Start of The records
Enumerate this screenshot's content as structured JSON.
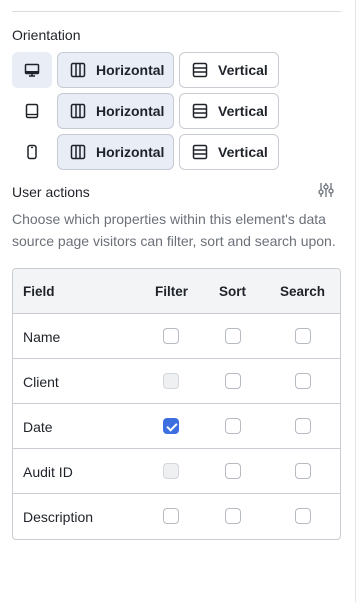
{
  "orientation": {
    "title": "Orientation",
    "rows": [
      {
        "device": "desktop-icon",
        "horizontal_label": "Horizontal",
        "vertical_label": "Vertical",
        "selected": "horizontal"
      },
      {
        "device": "tablet-icon",
        "horizontal_label": "Horizontal",
        "vertical_label": "Vertical",
        "selected": "horizontal"
      },
      {
        "device": "mobile-icon",
        "horizontal_label": "Horizontal",
        "vertical_label": "Vertical",
        "selected": "horizontal"
      }
    ]
  },
  "user_actions": {
    "title": "User actions",
    "settings_icon": "sliders-icon",
    "description": "Choose which properties within this element's data source page visitors can filter, sort and search upon."
  },
  "table": {
    "headers": {
      "field": "Field",
      "filter": "Filter",
      "sort": "Sort",
      "search": "Search"
    },
    "rows": [
      {
        "name": "Name",
        "filter": "unchecked",
        "sort": "unchecked",
        "search": "unchecked"
      },
      {
        "name": "Client",
        "filter": "disabled",
        "sort": "unchecked",
        "search": "unchecked"
      },
      {
        "name": "Date",
        "filter": "checked",
        "sort": "unchecked",
        "search": "unchecked"
      },
      {
        "name": "Audit ID",
        "filter": "disabled",
        "sort": "unchecked",
        "search": "unchecked"
      },
      {
        "name": "Description",
        "filter": "unchecked",
        "sort": "unchecked",
        "search": "unchecked"
      }
    ]
  },
  "colors": {
    "accent": "#3d6fe0",
    "selected_bg": "#e8edf6",
    "border": "#c9ccd2",
    "muted_text": "#6b7079"
  }
}
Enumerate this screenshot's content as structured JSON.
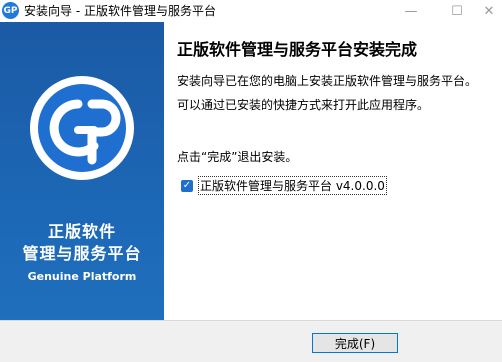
{
  "window": {
    "title": "安装向导 - 正版软件管理与服务平台",
    "app_icon_text": "GP",
    "minimize_glyph": "—",
    "maximize_glyph": "☐",
    "close_glyph": "✕"
  },
  "side_panel": {
    "logo_text": "GP",
    "name_line1": "正版软件",
    "name_line2": "管理与服务平台",
    "english_name": "Genuine Platform"
  },
  "content": {
    "heading": "正版软件管理与服务平台安装完成",
    "line1": "安装向导已在您的电脑上安装正版软件管理与服务平台。",
    "line2": "可以通过已安装的快捷方式来打开此应用程序。",
    "line3": "点击“完成”退出安装。",
    "checkbox_label": "正版软件管理与服务平台 v4.0.0.0",
    "checkbox_checked": true
  },
  "footer": {
    "finish_label": "完成(F)"
  },
  "colors": {
    "panel_blue": "#1c66b4",
    "accent": "#0078d7"
  }
}
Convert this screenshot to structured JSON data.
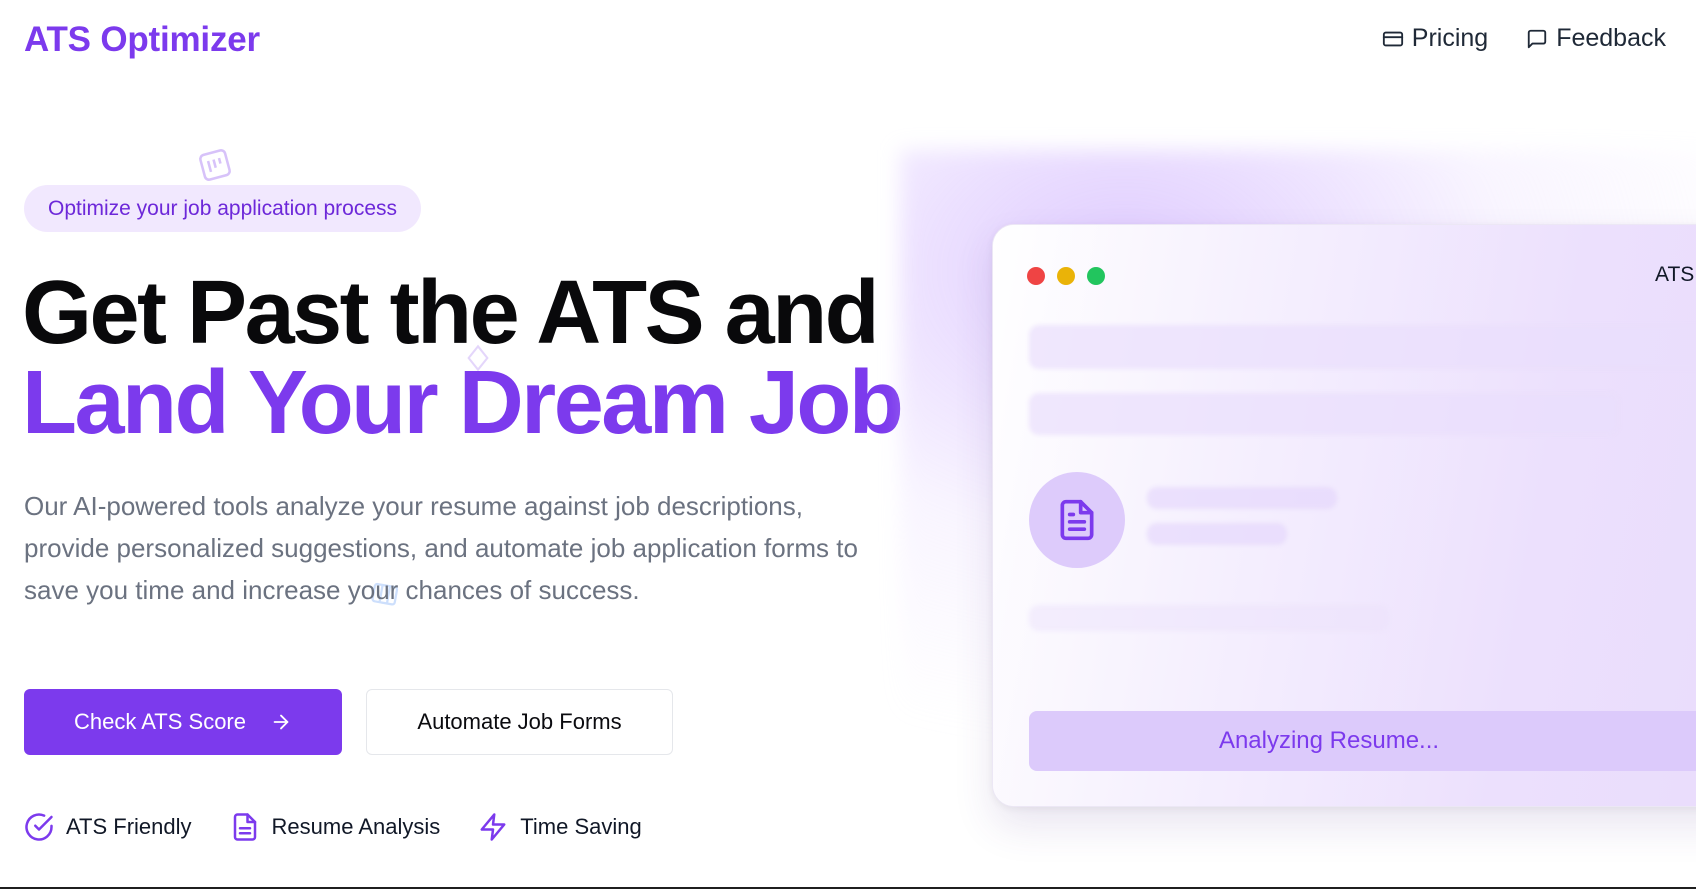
{
  "header": {
    "brand": "ATS Optimizer",
    "nav": [
      {
        "label": "Pricing",
        "icon": "credit-card-icon"
      },
      {
        "label": "Feedback",
        "icon": "message-square-icon"
      }
    ]
  },
  "hero": {
    "badge": "Optimize your job application process",
    "title_line1": "Get Past the ATS and",
    "title_line2": "Land Your Dream Job",
    "description": "Our AI-powered tools analyze your resume against job descriptions, provide personalized suggestions, and automate job application forms to save you time and increase your chances of success.",
    "primary_button": "Check ATS Score",
    "secondary_button": "Automate Job Forms",
    "features": [
      {
        "label": "ATS Friendly",
        "icon": "check-circle-icon"
      },
      {
        "label": "Resume Analysis",
        "icon": "file-text-icon"
      },
      {
        "label": "Time Saving",
        "icon": "zap-icon"
      }
    ]
  },
  "mockup": {
    "title": "ATS",
    "status": "Analyzing Resume..."
  },
  "colors": {
    "accent": "#7c3aed",
    "badge_bg": "#f1e8fe",
    "text_muted": "#6b7280"
  }
}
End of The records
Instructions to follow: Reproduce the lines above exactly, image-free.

Response to this exercise:
Enumerate this screenshot's content as structured JSON.
{
  "orientation": {
    "title": "Orientation",
    "rows": [
      {
        "device": "desktop-icon",
        "horizontal_label": "Horizontal",
        "vertical_label": "Vertical",
        "selected": "horizontal"
      },
      {
        "device": "tablet-icon",
        "horizontal_label": "Horizontal",
        "vertical_label": "Vertical",
        "selected": "horizontal"
      },
      {
        "device": "mobile-icon",
        "horizontal_label": "Horizontal",
        "vertical_label": "Vertical",
        "selected": "horizontal"
      }
    ]
  },
  "user_actions": {
    "title": "User actions",
    "settings_icon": "sliders-icon",
    "description": "Choose which properties within this element's data source page visitors can filter, sort and search upon."
  },
  "table": {
    "headers": {
      "field": "Field",
      "filter": "Filter",
      "sort": "Sort",
      "search": "Search"
    },
    "rows": [
      {
        "name": "Name",
        "filter": "unchecked",
        "sort": "unchecked",
        "search": "unchecked"
      },
      {
        "name": "Client",
        "filter": "disabled",
        "sort": "unchecked",
        "search": "unchecked"
      },
      {
        "name": "Date",
        "filter": "checked",
        "sort": "unchecked",
        "search": "unchecked"
      },
      {
        "name": "Audit ID",
        "filter": "disabled",
        "sort": "unchecked",
        "search": "unchecked"
      },
      {
        "name": "Description",
        "filter": "unchecked",
        "sort": "unchecked",
        "search": "unchecked"
      }
    ]
  },
  "colors": {
    "accent": "#3d6fe0",
    "selected_bg": "#e8edf6",
    "border": "#c9ccd2",
    "muted_text": "#6b7079"
  }
}
Enumerate this screenshot's content as structured JSON.
{
  "window": {
    "title": "安装向导 - 正版软件管理与服务平台",
    "app_icon_text": "GP",
    "minimize_glyph": "—",
    "maximize_glyph": "☐",
    "close_glyph": "✕"
  },
  "side_panel": {
    "logo_text": "GP",
    "name_line1": "正版软件",
    "name_line2": "管理与服务平台",
    "english_name": "Genuine Platform"
  },
  "content": {
    "heading": "正版软件管理与服务平台安装完成",
    "line1": "安装向导已在您的电脑上安装正版软件管理与服务平台。",
    "line2": "可以通过已安装的快捷方式来打开此应用程序。",
    "line3": "点击“完成”退出安装。",
    "checkbox_label": "正版软件管理与服务平台 v4.0.0.0",
    "checkbox_checked": true
  },
  "footer": {
    "finish_label": "完成(F)"
  },
  "colors": {
    "panel_blue": "#1c66b4",
    "accent": "#0078d7"
  }
}
Convert this screenshot to structured JSON data.
{
  "header": {
    "brand": "ATS Optimizer",
    "nav": [
      {
        "label": "Pricing",
        "icon": "credit-card-icon"
      },
      {
        "label": "Feedback",
        "icon": "message-square-icon"
      }
    ]
  },
  "hero": {
    "badge": "Optimize your job application process",
    "title_line1": "Get Past the ATS and",
    "title_line2": "Land Your Dream Job",
    "description": "Our AI-powered tools analyze your resume against job descriptions, provide personalized suggestions, and automate job application forms to save you time and increase your chances of success.",
    "primary_button": "Check ATS Score",
    "secondary_button": "Automate Job Forms",
    "features": [
      {
        "label": "ATS Friendly",
        "icon": "check-circle-icon"
      },
      {
        "label": "Resume Analysis",
        "icon": "file-text-icon"
      },
      {
        "label": "Time Saving",
        "icon": "zap-icon"
      }
    ]
  },
  "mockup": {
    "title": "ATS",
    "status": "Analyzing Resume..."
  },
  "colors": {
    "accent": "#7c3aed",
    "badge_bg": "#f1e8fe",
    "text_muted": "#6b7280"
  }
}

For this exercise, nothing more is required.